### What is expected
Pull every line with "date" from the data.
————————
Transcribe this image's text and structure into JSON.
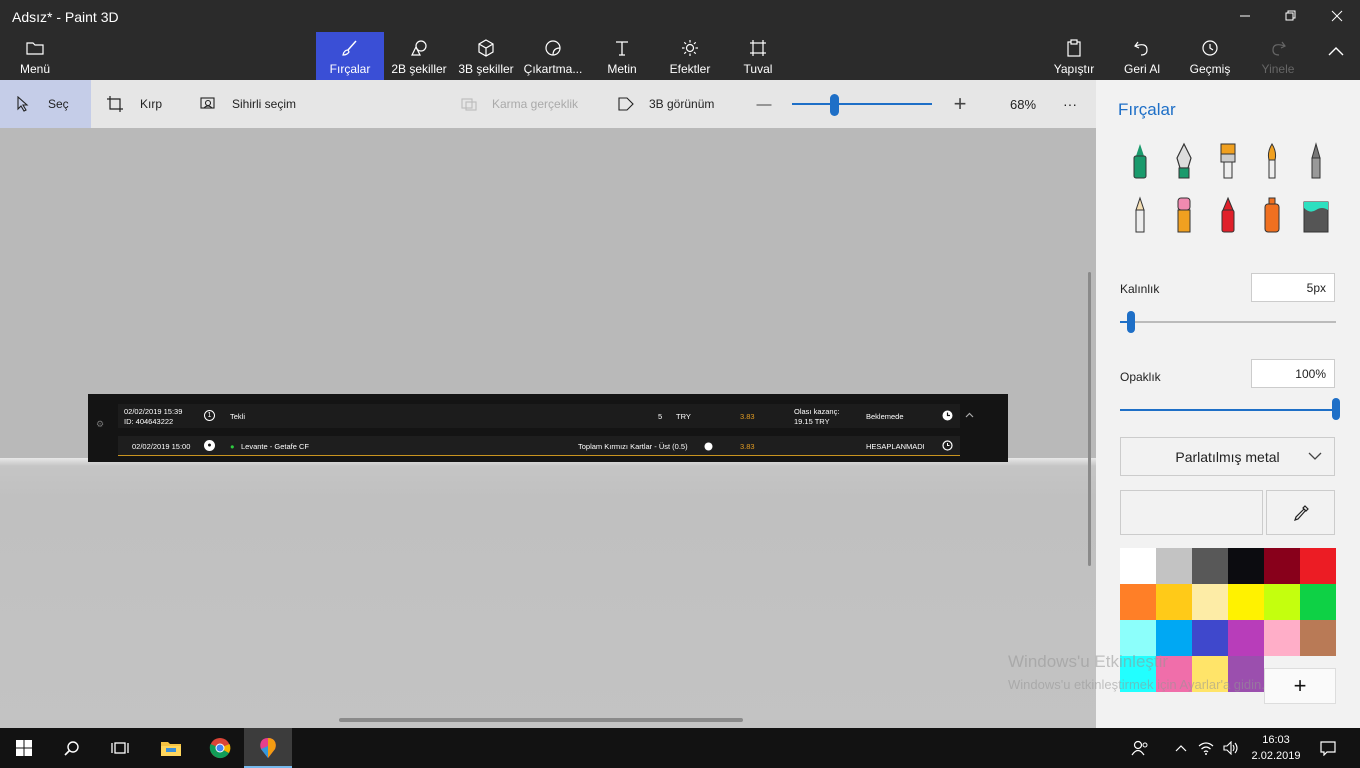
{
  "window": {
    "title": "Adsız* - Paint 3D"
  },
  "ribbon": {
    "menu": "Menü",
    "tools": [
      {
        "id": "brushes",
        "label": "Fırçalar",
        "icon": "brush-icon",
        "active": true
      },
      {
        "id": "2d-shapes",
        "label": "2B şekiller",
        "icon": "2d-shapes-icon"
      },
      {
        "id": "3d-shapes",
        "label": "3B şekiller",
        "icon": "3d-cube-icon"
      },
      {
        "id": "stickers",
        "label": "Çıkartma...",
        "icon": "sticker-icon"
      },
      {
        "id": "text",
        "label": "Metin",
        "icon": "text-icon"
      },
      {
        "id": "effects",
        "label": "Efektler",
        "icon": "sun-icon"
      },
      {
        "id": "canvas",
        "label": "Tuval",
        "icon": "canvas-icon"
      }
    ],
    "actions": [
      {
        "id": "paste",
        "label": "Yapıştır",
        "icon": "paste-icon"
      },
      {
        "id": "undo",
        "label": "Geri Al",
        "icon": "undo-icon"
      },
      {
        "id": "history",
        "label": "Geçmiş",
        "icon": "history-icon"
      },
      {
        "id": "redo",
        "label": "Yinele",
        "icon": "redo-icon",
        "disabled": true
      }
    ]
  },
  "subtoolbar": {
    "select": "Seç",
    "crop": "Kırp",
    "magic_select": "Sihirli seçim",
    "mixed_reality": "Karma gerçeklik",
    "view_3d": "3B görünüm",
    "zoom_out": "—",
    "zoom_in": "+",
    "zoom_fraction": 0.3,
    "zoom": "68%",
    "more": "···"
  },
  "canvas_image": {
    "row1": {
      "date": "02/02/2019 15:39",
      "id": "ID: 404643222",
      "num_icon": "1",
      "type": "Tekli",
      "stake": "5",
      "currency": "TRY",
      "odds": "3.83",
      "potential_label": "Olası kazanç:",
      "potential_value": "19.15 TRY",
      "status": "Beklemede"
    },
    "row2": {
      "date": "02/02/2019 15:00",
      "match": "Levante - Getafe CF",
      "market": "Toplam Kırmızı Kartlar - Üst (0.5)",
      "odds": "3.83",
      "status": "HESAPLANMADI"
    }
  },
  "panel": {
    "title": "Fırçalar",
    "thickness_label": "Kalınlık",
    "thickness_value": "5px",
    "thickness_fraction": 0.05,
    "opacity_label": "Opaklık",
    "opacity_value": "100%",
    "opacity_fraction": 1.0,
    "material": "Parlatılmış metal",
    "swatches": [
      "#ffffff",
      "#c3c3c3",
      "#585858",
      "#0c0c10",
      "#88001b",
      "#ec1c24",
      "#ff7f27",
      "#ffca18",
      "#fdeca6",
      "#fff200",
      "#c4ff0e",
      "#0ed145",
      "#8cfffb",
      "#00a8f3",
      "#3f48cc",
      "#b83dba",
      "#ffaec8",
      "#b97a56",
      "#22ffff",
      "#f06eaa",
      "#ffe469",
      "#9b4fae"
    ],
    "add_color": "+"
  },
  "watermark": {
    "line1": "Windows'u Etkinleştir",
    "line2": "Windows'u etkinleştirmek için Ayarlar'a gidin."
  },
  "taskbar": {
    "time": "16:03",
    "date": "2.02.2019"
  }
}
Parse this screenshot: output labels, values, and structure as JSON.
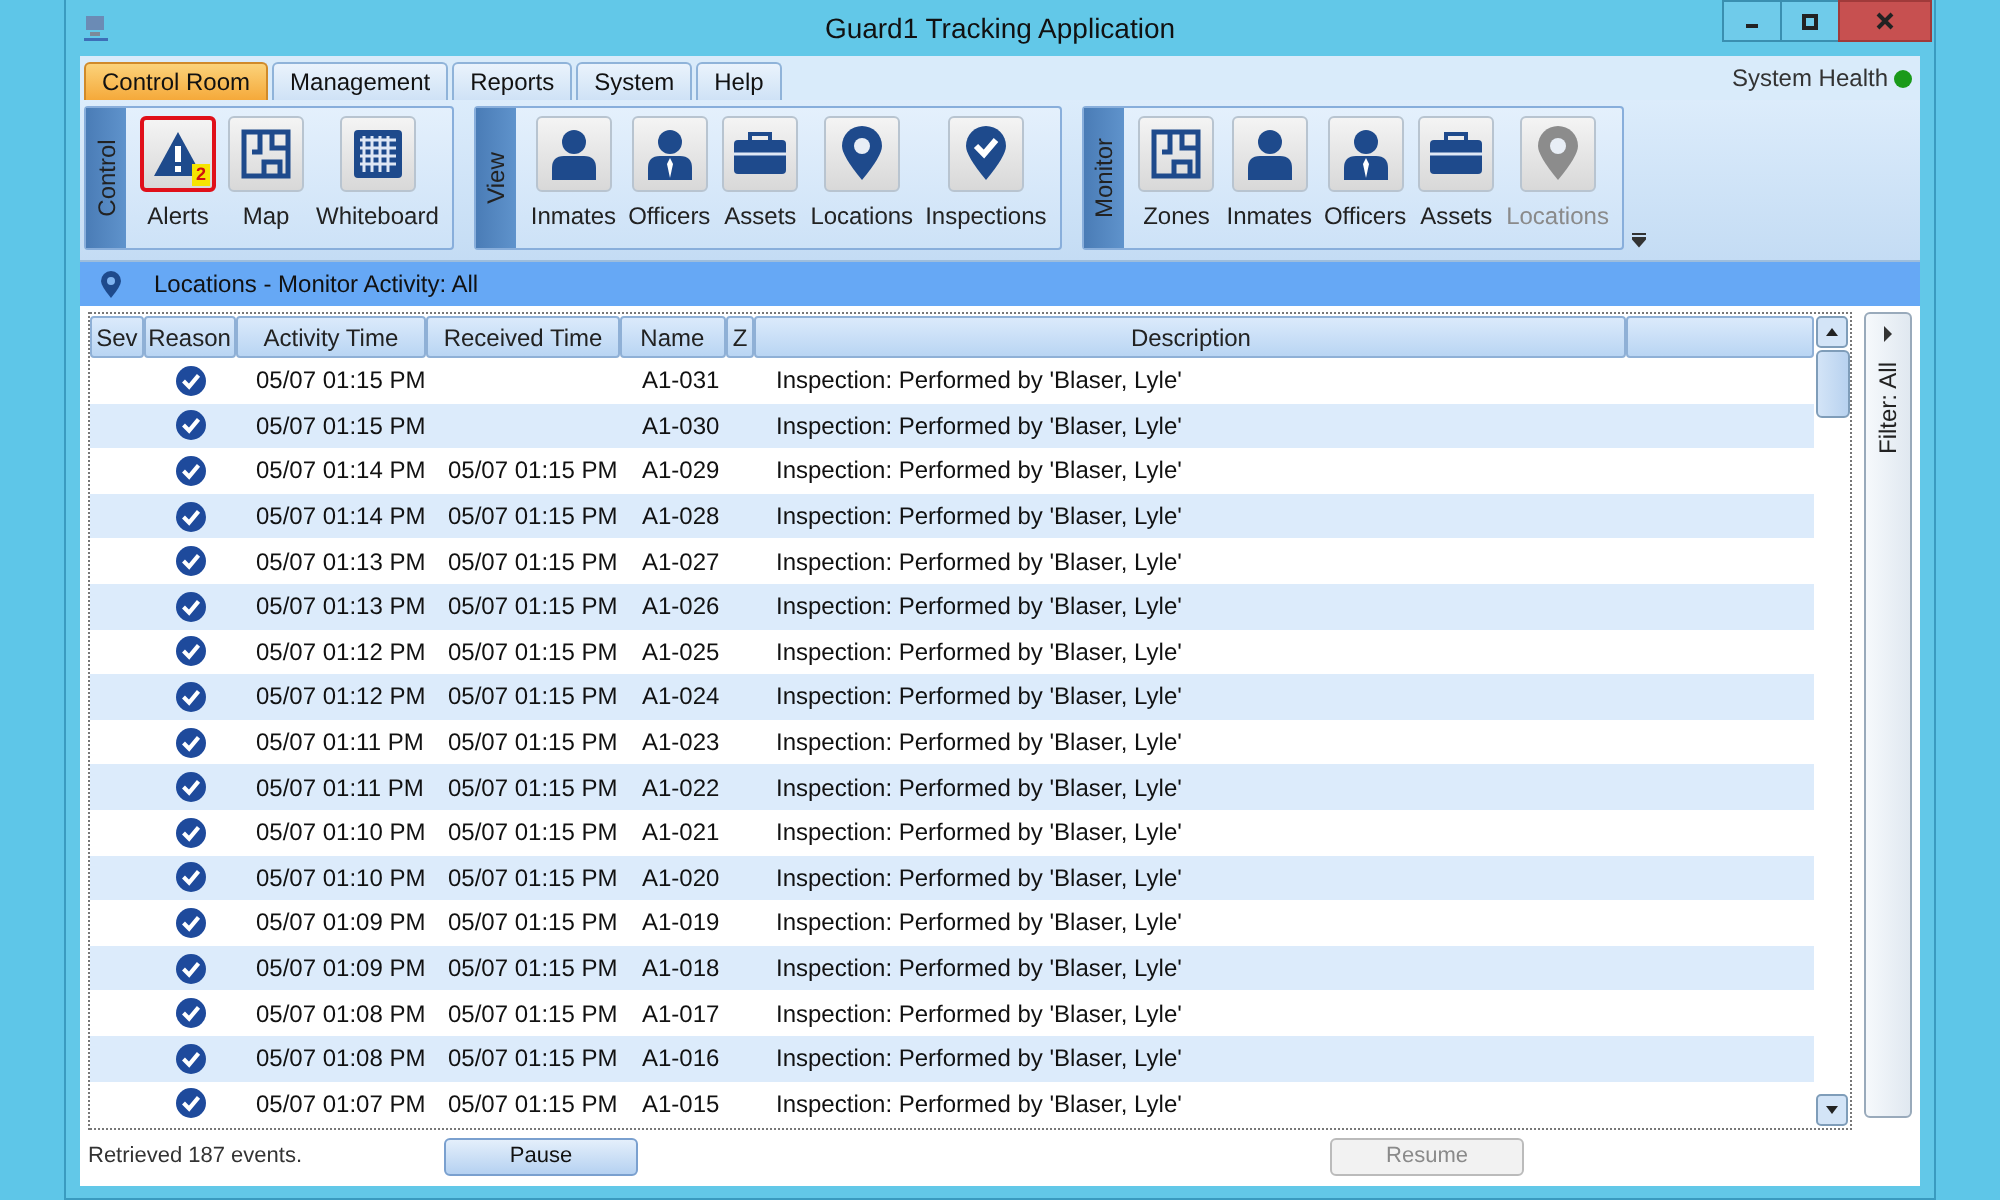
{
  "window": {
    "title": "Guard1 Tracking Application"
  },
  "tabs": [
    {
      "label": "Control Room",
      "selected": true
    },
    {
      "label": "Management",
      "selected": false
    },
    {
      "label": "Reports",
      "selected": false
    },
    {
      "label": "System",
      "selected": false
    },
    {
      "label": "Help",
      "selected": false
    }
  ],
  "system_health": {
    "label": "System Health",
    "color": "#1a9a1a"
  },
  "ribbon_groups": [
    {
      "title": "Control",
      "buttons": [
        {
          "label": "Alerts",
          "kind": "alert",
          "badge": "2",
          "selected": true,
          "disabled": false
        },
        {
          "label": "Map",
          "kind": "map",
          "selected": false,
          "disabled": false
        },
        {
          "label": "Whiteboard",
          "kind": "grid",
          "selected": false,
          "disabled": false
        }
      ]
    },
    {
      "title": "View",
      "buttons": [
        {
          "label": "Inmates",
          "kind": "person",
          "selected": false,
          "disabled": false
        },
        {
          "label": "Officers",
          "kind": "officer",
          "selected": false,
          "disabled": false
        },
        {
          "label": "Assets",
          "kind": "briefcase",
          "selected": false,
          "disabled": false
        },
        {
          "label": "Locations",
          "kind": "pin",
          "selected": false,
          "disabled": false
        },
        {
          "label": "Inspections",
          "kind": "checkpin",
          "selected": false,
          "disabled": false
        }
      ]
    },
    {
      "title": "Monitor",
      "buttons": [
        {
          "label": "Zones",
          "kind": "map",
          "selected": false,
          "disabled": false
        },
        {
          "label": "Inmates",
          "kind": "person",
          "selected": false,
          "disabled": false
        },
        {
          "label": "Officers",
          "kind": "officer",
          "selected": false,
          "disabled": false
        },
        {
          "label": "Assets",
          "kind": "briefcase",
          "selected": false,
          "disabled": false
        },
        {
          "label": "Locations",
          "kind": "pin",
          "selected": false,
          "disabled": true
        }
      ]
    }
  ],
  "location_bar": {
    "text": "Locations - Monitor Activity: All"
  },
  "table": {
    "columns": [
      "Sev",
      "Reason",
      "Activity Time",
      "Received Time",
      "Name",
      "Z",
      "Description"
    ],
    "rows": [
      {
        "activity_time": "05/07 01:15 PM",
        "received_time": "",
        "name": "A1-031",
        "description": "Inspection:  Performed by 'Blaser, Lyle'"
      },
      {
        "activity_time": "05/07 01:15 PM",
        "received_time": "",
        "name": "A1-030",
        "description": "Inspection:  Performed by 'Blaser, Lyle'"
      },
      {
        "activity_time": "05/07 01:14 PM",
        "received_time": "05/07 01:15 PM",
        "name": "A1-029",
        "description": "Inspection:  Performed by 'Blaser, Lyle'"
      },
      {
        "activity_time": "05/07 01:14 PM",
        "received_time": "05/07 01:15 PM",
        "name": "A1-028",
        "description": "Inspection:  Performed by 'Blaser, Lyle'"
      },
      {
        "activity_time": "05/07 01:13 PM",
        "received_time": "05/07 01:15 PM",
        "name": "A1-027",
        "description": "Inspection:  Performed by 'Blaser, Lyle'"
      },
      {
        "activity_time": "05/07 01:13 PM",
        "received_time": "05/07 01:15 PM",
        "name": "A1-026",
        "description": "Inspection:  Performed by 'Blaser, Lyle'"
      },
      {
        "activity_time": "05/07 01:12 PM",
        "received_time": "05/07 01:15 PM",
        "name": "A1-025",
        "description": "Inspection:  Performed by 'Blaser, Lyle'"
      },
      {
        "activity_time": "05/07 01:12 PM",
        "received_time": "05/07 01:15 PM",
        "name": "A1-024",
        "description": "Inspection:  Performed by 'Blaser, Lyle'"
      },
      {
        "activity_time": "05/07 01:11 PM",
        "received_time": "05/07 01:15 PM",
        "name": "A1-023",
        "description": "Inspection:  Performed by 'Blaser, Lyle'"
      },
      {
        "activity_time": "05/07 01:11 PM",
        "received_time": "05/07 01:15 PM",
        "name": "A1-022",
        "description": "Inspection:  Performed by 'Blaser, Lyle'"
      },
      {
        "activity_time": "05/07 01:10 PM",
        "received_time": "05/07 01:15 PM",
        "name": "A1-021",
        "description": "Inspection:  Performed by 'Blaser, Lyle'"
      },
      {
        "activity_time": "05/07 01:10 PM",
        "received_time": "05/07 01:15 PM",
        "name": "A1-020",
        "description": "Inspection:  Performed by 'Blaser, Lyle'"
      },
      {
        "activity_time": "05/07 01:09 PM",
        "received_time": "05/07 01:15 PM",
        "name": "A1-019",
        "description": "Inspection:  Performed by 'Blaser, Lyle'"
      },
      {
        "activity_time": "05/07 01:09 PM",
        "received_time": "05/07 01:15 PM",
        "name": "A1-018",
        "description": "Inspection:  Performed by 'Blaser, Lyle'"
      },
      {
        "activity_time": "05/07 01:08 PM",
        "received_time": "05/07 01:15 PM",
        "name": "A1-017",
        "description": "Inspection:  Performed by 'Blaser, Lyle'"
      },
      {
        "activity_time": "05/07 01:08 PM",
        "received_time": "05/07 01:15 PM",
        "name": "A1-016",
        "description": "Inspection:  Performed by 'Blaser, Lyle'"
      },
      {
        "activity_time": "05/07 01:07 PM",
        "received_time": "05/07 01:15 PM",
        "name": "A1-015",
        "description": "Inspection:  Performed by 'Blaser, Lyle'"
      }
    ]
  },
  "filter_panel": {
    "text": "Filter: All"
  },
  "status": {
    "text": "Retrieved 187 events."
  },
  "buttons": [
    {
      "label": "Pause",
      "disabled": false
    },
    {
      "label": "Resume",
      "disabled": true
    }
  ]
}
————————
### Answer space
      "date": "02/02/2019 15:39",
      "date": "02/02/2019 15:00",
    "date": "2.02.2019"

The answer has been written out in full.